Overview of Normal Conception
In order to conceive and give birth to a baby, a particularly ordered process must occur:
- Egg development stimulating hormones must be made in the brain and pituitary and be released properly.
- The egg must be of sufficient quality and be chromosomally normal.
- The egg must develop to maturity.
- The brain must release a sufficient surge of the Luteinizing Hormone to stimulate final maturation of the egg.
- The follicle where the egg develops in the ovary must rupture and release the egg.
- The fallopian tube must “pick up’ the egg.
- The sperm must survive their brief visit in the vagina, enter the cervical mucous, swim to the fallopian tube and reach the egg.
- The sperm must be able to get through the cumulus cells around the egg and bind to the shell (zona pellucida) of the egg.
- The sperm must undergo a biochemical reaction and release their DNA package (23 chromosomes) into the egg.
- The fertilized egg must begin to divide.
- The early embryo must continue to divide and develop normally.
- After three days, the embryo should have traveled down into the uterus from the fallopian tube.
- The embryo must continue to develop and expand into a blastocyst (the cluster of cells from which the embryo arises).
- The outer layer of cells develops the placenta and other supporting tissues needed for fetal development.
- The blastocyst must hatch out of its shell.
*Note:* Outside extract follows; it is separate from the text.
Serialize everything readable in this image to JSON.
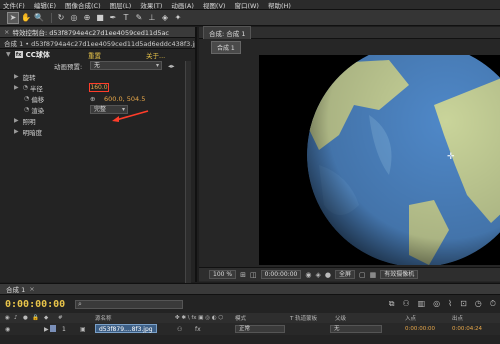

- The endometrial lining of the uterus must be properly developed and receive the blastocyst, where it must attach and implant.
- Many complex embryonic and fetal development follow.